    Winter hurts, and never more so than this year across the battered Northeast as doctors are seeing more strained muscles from shoveling snow, broken bones from slick stairs and sidewalks, and dangerously low blood banks as fewer people venture out.

    We’re now enjoying a reprieve from what has become a routine of heavy snowfall every few days, but a blast of frigid air expected to sweep across the region on Wednesday portends a new round of hazards as freshly melted snow freezes again and coats roads and walkways with a fresh layer of ice.

    At Hartford Hospital, about two dozen people have been treated in the past week alone after falling off roofs and ladders while trying to clear snow. Others have lost fingers in snow-blower accidents, a few have suffered heart attacks while shoveling, and some have been sidelined with broken limbs after slipping on ice.

    "We've seen this before, but never in these huge numbers," said Dr. A.J. Smally, the hospital's emergency department director. "It's an epidemic."

    And as the risk for injuries has jumped, supplies of a critical necessity have dropped nationwide: blood donations.

    The American Red Cross says that from Jan. 1 through Feb. 1, it missed out on more than 19,000 blood donations it had expected to get. It blames blood drives scheduled for schools, businesses and community events that were postponed because of the weather.

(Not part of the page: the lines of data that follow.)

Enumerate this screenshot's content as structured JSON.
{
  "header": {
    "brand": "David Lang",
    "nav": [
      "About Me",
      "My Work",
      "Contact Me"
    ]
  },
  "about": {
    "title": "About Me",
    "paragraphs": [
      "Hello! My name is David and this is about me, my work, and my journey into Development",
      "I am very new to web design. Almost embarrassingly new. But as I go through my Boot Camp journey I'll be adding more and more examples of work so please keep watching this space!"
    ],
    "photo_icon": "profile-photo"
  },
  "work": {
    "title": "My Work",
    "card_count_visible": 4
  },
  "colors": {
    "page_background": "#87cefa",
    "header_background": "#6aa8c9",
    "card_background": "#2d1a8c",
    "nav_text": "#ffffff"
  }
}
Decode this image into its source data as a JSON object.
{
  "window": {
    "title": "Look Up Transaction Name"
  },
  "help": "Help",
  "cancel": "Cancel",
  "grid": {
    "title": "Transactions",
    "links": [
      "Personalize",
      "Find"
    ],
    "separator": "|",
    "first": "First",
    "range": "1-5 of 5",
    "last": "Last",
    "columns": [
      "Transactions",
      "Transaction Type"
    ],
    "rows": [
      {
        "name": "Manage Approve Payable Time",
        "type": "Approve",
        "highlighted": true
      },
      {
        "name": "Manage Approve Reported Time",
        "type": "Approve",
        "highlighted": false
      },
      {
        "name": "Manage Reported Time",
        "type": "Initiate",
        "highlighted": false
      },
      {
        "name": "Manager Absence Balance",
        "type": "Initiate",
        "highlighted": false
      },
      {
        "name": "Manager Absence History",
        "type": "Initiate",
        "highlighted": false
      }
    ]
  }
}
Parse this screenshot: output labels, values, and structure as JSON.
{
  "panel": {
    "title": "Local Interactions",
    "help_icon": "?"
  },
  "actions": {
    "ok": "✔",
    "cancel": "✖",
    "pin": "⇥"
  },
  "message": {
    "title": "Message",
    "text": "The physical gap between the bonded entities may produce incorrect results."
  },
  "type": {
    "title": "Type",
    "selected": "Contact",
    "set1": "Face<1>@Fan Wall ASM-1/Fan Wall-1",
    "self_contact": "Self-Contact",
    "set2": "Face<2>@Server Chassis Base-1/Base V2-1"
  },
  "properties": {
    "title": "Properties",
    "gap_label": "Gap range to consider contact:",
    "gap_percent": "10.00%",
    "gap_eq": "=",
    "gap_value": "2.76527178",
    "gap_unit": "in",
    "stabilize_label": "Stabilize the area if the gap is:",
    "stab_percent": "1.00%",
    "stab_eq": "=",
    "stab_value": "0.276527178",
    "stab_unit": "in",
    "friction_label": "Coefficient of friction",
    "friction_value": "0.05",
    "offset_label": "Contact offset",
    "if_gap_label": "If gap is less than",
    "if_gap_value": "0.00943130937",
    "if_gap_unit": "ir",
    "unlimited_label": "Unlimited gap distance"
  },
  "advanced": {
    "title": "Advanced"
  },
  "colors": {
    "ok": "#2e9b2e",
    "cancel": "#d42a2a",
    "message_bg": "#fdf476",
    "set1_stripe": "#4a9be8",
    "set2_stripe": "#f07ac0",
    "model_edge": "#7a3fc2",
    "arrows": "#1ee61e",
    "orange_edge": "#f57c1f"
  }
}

    A cold front will send temperatures plunging into the single digits across much of the Northeast on Wednesday and create icy, treacherous conditions on untreated roads and sidewalks, said Charlie Foley, a National Weather Service meteorologist based in Taunton, Massachusetts.

    Mulvihill reported from Haddonfield, N.J. Associated Press writers Michael Melia and Dave Collins in Hartford also contributed to this story.